- _Exercise prompt_:
Filter the listing below, copying every line in which the word "people" appears.

- _Working data_:
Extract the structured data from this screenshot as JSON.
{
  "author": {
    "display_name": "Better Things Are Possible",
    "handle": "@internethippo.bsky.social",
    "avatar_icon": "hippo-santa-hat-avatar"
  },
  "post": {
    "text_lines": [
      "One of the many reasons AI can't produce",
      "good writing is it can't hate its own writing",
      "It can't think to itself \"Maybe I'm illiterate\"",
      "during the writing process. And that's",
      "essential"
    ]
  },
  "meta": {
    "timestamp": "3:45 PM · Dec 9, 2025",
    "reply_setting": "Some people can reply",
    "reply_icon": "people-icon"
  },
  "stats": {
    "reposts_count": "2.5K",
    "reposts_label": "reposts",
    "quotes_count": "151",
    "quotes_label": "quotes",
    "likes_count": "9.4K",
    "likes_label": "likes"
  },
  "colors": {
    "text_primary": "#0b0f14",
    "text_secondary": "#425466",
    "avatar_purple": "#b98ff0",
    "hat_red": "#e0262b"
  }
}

- _Result of this task_:
    "reply_setting": "Some people can reply",
    "reply_icon": "people-icon"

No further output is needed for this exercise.